Workforce Planning for a Growing Company

Your Workforce Planning Needs to Look Ahead, Not Just at Your Current Needs

workforce planningRunning a small- to mid-size business comes with some unique workforce planning needs. You’ll be working in close proximity with your employees when you’re running a new business, so you’ll want a team that’s fun and shares your passion. When you hire, though, you have to be careful to hire people that are different from you so that you aren’t just multiplying your own strengths and weaknesses.

Consider implementing these habits into your hiring process and overall workplace planning practices:

Recruit generalists: When you’re starting out, you want people that can wear a lot of hats and are willing to do a, sometimes strange, combination of tasks. As you grow, they’re likely to become more specialized, or you may need to hire a specialist to manage them if they reach a point where they can’t or aren’t interested in becoming more specialized. Keep in mind that you’ll need to keep training your generalists as they become specialists to support the growth of your company.
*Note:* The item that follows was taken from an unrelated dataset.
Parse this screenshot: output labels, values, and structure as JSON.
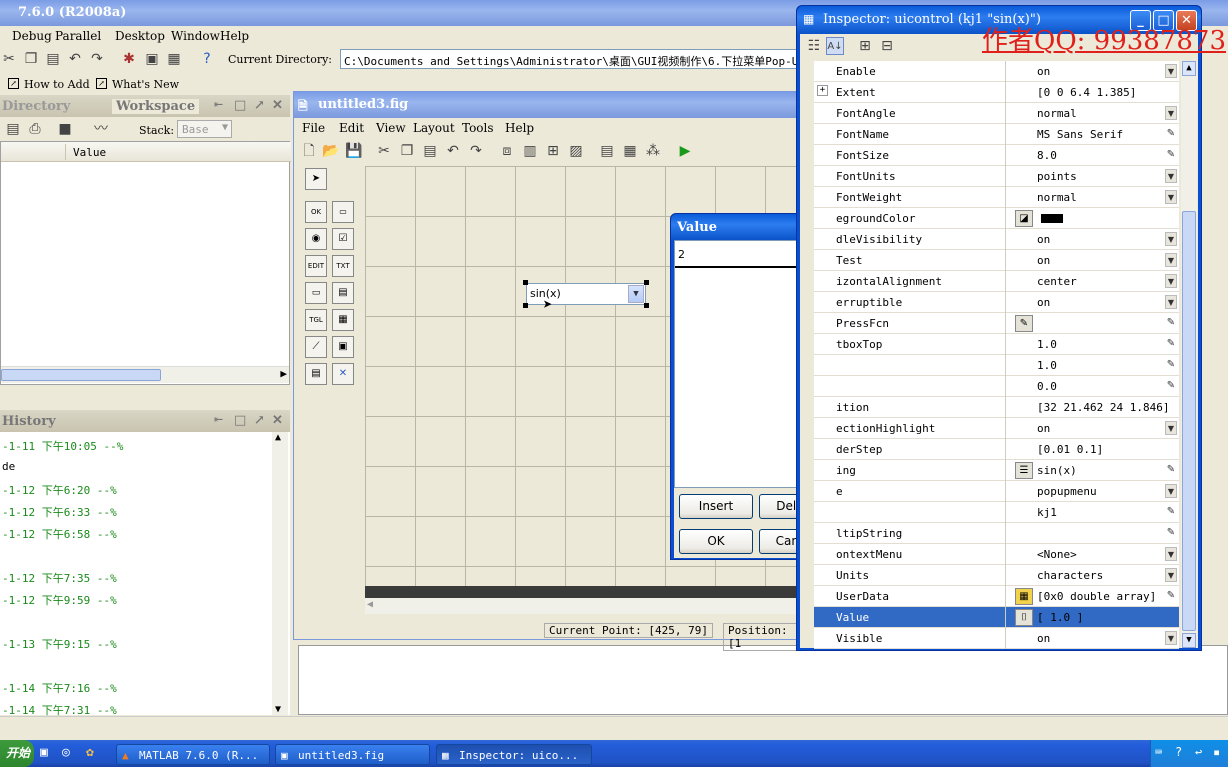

Hire and reposition your employees for their passion: Whether it’s a new hire or an existing employee that you’re thinking of specializing, talk with them about what they would like to do if money were no object. It’s important to know that you’re aligning them with a job that they are passionate about, and not trying to force a fit that’s not there.

Give and receive feedback freely and often. You need some true honesty in a business that’s starting out, and it needs to be a part of your culture that feedback goes both directions in a healthy, honest way. It should be known that it’s okay to make mistakes, and while you can’t micromanage in a small business that’s in a growth pattern, you also need to be able to learn and move on quickly.

Celebrate diversity in skills and in thought. Be careful that the team you hire doesn’t share too many of the same personality traits, skills and ways of thinking. You can hinder innovation if you start thinking too narrowly about the people you’ll invite to be a part of your team. If a new hire makes everyone a little uncomfortable, watch to see if it sparks some new kinds of conversation in team meetings and brainstorming sessions.

Know who you’re hiring. Face it, it’s pretty difficult to make objective decisions when you hire people. It’s always tempting to hire the interviewee that you hit it off with or whose resume was the most impressive. These indicators might be helpful, but talk to any seasoned manager about hiring mistakes and they’ll have a story of an employee where they made a totally wrong call.

Using a behavioral assessment gives you an objective analysis of a person’s tendencies, values and motivations, informing your hiring process in a way that interviews and resumes can’t.

If you’re a small- to mid-size business building your team, talk with our specialists at PI Consulting Group. We can help you take your workforce planning to the next level and equip your company for exciting growth.